[Stored items from a collection]
******************************

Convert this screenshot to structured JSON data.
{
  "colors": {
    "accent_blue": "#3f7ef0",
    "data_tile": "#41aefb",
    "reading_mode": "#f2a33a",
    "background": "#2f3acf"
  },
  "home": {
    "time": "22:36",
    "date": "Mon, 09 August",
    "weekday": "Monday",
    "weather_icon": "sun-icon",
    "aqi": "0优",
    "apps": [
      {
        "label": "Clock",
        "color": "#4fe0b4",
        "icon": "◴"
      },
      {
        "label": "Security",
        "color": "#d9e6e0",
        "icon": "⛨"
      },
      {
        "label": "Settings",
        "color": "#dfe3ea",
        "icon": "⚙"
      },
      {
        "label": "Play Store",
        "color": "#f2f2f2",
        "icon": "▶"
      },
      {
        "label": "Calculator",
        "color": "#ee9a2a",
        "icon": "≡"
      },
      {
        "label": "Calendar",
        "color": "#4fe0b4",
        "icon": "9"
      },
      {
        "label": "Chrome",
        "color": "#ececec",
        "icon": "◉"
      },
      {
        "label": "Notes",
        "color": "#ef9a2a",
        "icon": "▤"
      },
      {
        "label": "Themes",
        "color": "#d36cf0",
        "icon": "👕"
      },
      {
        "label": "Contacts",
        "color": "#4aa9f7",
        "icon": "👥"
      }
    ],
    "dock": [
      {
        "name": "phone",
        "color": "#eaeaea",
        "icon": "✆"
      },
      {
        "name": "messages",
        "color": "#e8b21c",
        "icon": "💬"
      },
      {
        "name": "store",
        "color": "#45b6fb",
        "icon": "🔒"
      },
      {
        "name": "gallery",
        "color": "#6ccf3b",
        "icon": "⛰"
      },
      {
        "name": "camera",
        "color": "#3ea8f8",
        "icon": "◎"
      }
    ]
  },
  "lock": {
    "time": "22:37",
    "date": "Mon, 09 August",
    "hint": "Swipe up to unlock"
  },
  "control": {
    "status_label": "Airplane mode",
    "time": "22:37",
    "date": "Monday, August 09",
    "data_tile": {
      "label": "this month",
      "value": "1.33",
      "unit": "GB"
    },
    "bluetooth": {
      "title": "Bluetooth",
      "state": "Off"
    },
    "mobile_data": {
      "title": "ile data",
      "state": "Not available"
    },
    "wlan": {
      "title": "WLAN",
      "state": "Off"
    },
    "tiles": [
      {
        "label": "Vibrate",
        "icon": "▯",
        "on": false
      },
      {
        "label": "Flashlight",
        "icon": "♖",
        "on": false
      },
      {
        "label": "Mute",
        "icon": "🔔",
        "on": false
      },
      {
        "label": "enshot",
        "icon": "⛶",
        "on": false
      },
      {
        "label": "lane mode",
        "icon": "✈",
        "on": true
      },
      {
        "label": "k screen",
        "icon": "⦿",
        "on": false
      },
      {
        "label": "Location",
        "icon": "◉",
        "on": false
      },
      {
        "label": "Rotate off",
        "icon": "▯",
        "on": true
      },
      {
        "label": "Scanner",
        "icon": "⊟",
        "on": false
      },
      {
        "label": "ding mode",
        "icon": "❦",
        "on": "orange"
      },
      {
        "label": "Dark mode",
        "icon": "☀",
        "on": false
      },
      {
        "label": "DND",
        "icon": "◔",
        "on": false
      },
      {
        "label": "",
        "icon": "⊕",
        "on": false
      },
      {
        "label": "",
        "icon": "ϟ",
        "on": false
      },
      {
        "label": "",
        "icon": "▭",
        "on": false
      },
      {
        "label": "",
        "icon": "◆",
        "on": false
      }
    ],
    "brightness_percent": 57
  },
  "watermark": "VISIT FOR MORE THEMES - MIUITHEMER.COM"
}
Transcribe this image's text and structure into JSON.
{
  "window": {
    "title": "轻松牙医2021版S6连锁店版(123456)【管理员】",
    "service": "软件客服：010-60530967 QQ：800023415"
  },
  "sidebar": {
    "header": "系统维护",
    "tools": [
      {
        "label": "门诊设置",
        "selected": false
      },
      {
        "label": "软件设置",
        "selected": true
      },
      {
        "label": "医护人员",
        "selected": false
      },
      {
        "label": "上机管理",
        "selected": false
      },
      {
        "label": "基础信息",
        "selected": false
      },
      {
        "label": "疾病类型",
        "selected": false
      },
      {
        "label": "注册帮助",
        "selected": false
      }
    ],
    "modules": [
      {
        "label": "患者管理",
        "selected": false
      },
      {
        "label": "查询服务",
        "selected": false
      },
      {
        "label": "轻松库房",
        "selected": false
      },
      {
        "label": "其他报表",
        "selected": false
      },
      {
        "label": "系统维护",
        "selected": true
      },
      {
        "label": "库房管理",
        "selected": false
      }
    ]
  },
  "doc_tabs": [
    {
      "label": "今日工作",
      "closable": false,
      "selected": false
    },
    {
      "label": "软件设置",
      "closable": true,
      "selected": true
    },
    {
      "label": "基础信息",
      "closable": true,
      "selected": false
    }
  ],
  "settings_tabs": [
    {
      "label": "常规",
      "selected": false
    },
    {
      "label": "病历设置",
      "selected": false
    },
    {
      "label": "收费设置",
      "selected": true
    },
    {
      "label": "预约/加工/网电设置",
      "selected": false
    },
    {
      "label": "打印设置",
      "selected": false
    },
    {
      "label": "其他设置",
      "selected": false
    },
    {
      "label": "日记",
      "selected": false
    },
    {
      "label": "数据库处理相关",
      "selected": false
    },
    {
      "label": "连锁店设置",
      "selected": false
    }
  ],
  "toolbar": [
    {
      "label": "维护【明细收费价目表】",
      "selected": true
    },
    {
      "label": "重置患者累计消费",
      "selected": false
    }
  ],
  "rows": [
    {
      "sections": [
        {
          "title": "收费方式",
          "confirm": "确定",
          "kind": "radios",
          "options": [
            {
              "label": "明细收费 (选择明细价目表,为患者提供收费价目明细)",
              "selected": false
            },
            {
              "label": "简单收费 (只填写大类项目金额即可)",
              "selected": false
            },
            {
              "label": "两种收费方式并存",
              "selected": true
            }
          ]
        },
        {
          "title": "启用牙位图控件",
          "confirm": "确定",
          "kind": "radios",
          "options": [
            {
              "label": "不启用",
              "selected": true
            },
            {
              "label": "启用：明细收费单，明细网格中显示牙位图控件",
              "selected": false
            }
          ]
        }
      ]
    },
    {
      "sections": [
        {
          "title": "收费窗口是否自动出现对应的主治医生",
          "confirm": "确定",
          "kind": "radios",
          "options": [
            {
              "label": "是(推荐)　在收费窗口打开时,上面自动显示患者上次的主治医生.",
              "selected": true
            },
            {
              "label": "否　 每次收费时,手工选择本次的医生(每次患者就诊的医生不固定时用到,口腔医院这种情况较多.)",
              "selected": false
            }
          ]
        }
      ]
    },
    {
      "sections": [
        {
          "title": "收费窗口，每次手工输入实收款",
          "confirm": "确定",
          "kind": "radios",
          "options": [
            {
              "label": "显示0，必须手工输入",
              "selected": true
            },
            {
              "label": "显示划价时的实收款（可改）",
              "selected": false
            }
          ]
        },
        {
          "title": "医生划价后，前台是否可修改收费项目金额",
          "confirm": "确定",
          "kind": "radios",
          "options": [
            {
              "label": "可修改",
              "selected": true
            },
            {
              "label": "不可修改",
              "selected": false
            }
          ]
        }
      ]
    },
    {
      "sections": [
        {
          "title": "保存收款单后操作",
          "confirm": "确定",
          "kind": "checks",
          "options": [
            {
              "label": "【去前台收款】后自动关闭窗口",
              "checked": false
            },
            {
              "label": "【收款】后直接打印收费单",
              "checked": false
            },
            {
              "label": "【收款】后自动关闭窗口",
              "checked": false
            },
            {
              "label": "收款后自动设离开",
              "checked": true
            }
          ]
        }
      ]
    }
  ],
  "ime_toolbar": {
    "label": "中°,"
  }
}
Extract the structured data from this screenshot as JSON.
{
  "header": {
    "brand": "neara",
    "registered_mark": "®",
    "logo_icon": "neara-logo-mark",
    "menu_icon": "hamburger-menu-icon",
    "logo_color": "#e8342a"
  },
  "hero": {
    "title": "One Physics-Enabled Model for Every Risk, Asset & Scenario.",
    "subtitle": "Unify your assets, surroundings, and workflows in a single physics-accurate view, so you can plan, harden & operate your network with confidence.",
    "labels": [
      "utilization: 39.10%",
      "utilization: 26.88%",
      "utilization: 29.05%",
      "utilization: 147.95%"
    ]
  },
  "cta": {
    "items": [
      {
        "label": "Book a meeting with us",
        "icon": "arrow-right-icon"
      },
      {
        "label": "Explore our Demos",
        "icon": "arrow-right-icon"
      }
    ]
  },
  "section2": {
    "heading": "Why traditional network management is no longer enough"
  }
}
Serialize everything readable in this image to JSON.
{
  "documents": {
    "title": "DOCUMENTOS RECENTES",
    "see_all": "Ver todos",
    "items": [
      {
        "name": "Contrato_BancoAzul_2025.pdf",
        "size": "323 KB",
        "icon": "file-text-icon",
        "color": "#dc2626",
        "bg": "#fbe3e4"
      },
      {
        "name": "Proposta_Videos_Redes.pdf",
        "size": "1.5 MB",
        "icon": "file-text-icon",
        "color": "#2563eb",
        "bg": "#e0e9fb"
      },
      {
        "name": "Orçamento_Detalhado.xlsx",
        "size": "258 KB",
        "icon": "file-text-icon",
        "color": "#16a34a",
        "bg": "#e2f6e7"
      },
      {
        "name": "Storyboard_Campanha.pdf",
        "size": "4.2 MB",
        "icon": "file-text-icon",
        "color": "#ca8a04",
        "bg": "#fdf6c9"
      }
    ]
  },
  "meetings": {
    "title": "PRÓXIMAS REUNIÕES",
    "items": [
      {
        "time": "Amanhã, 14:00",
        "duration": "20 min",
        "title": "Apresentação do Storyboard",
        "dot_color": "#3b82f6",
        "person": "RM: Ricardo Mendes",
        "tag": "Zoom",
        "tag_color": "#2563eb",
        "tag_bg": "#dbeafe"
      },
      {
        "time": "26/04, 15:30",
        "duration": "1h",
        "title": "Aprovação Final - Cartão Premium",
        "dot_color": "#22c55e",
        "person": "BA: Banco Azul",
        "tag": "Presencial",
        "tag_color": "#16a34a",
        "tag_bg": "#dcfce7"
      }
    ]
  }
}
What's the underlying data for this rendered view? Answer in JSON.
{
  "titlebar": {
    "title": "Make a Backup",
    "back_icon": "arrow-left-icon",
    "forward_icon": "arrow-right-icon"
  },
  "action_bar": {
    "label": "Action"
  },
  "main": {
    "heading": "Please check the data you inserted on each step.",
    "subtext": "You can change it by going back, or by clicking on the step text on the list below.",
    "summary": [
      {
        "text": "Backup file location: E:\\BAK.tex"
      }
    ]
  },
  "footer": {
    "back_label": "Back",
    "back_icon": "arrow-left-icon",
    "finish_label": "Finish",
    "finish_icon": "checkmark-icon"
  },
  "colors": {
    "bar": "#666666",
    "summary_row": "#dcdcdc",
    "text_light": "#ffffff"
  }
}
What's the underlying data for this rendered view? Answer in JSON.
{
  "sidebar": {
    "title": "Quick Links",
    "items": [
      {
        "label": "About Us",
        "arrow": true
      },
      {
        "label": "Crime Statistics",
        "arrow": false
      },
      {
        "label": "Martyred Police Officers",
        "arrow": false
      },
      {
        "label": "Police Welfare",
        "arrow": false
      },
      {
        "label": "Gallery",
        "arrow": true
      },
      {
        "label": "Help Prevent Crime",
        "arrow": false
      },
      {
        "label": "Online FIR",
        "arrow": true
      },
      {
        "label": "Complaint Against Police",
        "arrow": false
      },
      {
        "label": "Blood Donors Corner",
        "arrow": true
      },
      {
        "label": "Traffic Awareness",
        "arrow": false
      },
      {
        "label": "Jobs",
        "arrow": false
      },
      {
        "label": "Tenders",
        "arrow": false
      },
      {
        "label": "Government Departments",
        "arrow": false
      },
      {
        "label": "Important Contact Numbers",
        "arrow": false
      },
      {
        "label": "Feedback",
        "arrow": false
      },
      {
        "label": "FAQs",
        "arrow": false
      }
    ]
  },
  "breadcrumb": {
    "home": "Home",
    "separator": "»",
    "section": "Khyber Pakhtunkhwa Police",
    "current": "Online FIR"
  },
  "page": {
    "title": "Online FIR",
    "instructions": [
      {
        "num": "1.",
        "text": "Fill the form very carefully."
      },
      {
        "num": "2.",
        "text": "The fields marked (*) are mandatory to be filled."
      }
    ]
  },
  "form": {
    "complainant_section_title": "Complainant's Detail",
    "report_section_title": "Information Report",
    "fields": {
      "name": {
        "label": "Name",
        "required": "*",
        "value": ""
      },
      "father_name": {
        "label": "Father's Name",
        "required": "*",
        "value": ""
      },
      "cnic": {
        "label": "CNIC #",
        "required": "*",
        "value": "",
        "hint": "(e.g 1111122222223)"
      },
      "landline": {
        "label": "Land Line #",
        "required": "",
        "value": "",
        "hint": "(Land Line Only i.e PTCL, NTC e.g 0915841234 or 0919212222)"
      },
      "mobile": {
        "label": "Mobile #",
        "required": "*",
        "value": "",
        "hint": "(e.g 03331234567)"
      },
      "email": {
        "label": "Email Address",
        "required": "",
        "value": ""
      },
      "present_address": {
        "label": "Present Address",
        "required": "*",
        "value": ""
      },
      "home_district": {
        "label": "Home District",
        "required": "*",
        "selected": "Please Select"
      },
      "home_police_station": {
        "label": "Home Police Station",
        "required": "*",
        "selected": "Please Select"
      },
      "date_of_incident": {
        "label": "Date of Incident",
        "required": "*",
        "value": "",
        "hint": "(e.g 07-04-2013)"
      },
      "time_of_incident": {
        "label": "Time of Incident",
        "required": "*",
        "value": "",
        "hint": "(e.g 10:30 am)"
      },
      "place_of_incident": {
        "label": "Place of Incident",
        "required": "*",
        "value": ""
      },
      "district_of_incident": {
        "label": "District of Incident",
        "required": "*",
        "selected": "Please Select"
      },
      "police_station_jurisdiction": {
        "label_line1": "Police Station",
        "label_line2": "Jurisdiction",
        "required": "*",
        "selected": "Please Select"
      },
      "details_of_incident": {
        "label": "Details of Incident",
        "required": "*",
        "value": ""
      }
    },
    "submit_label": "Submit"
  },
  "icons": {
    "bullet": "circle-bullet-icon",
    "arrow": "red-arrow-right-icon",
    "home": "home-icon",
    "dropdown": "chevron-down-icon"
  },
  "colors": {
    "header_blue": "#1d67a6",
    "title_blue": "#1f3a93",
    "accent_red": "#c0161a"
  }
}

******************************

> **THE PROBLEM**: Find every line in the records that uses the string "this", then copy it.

> **YOUR SOLUTION**:
Convert this screenshot to structured JSON data.
      "label": "this month",
Transcribe this image's text and structure into JSON.
Extract the structured data from this screenshot as JSON.
Serialize everything readable in this image to JSON.
What's the underlying data for this rendered view? Answer in JSON.
What's the underlying data for this rendered view? Answer in JSON.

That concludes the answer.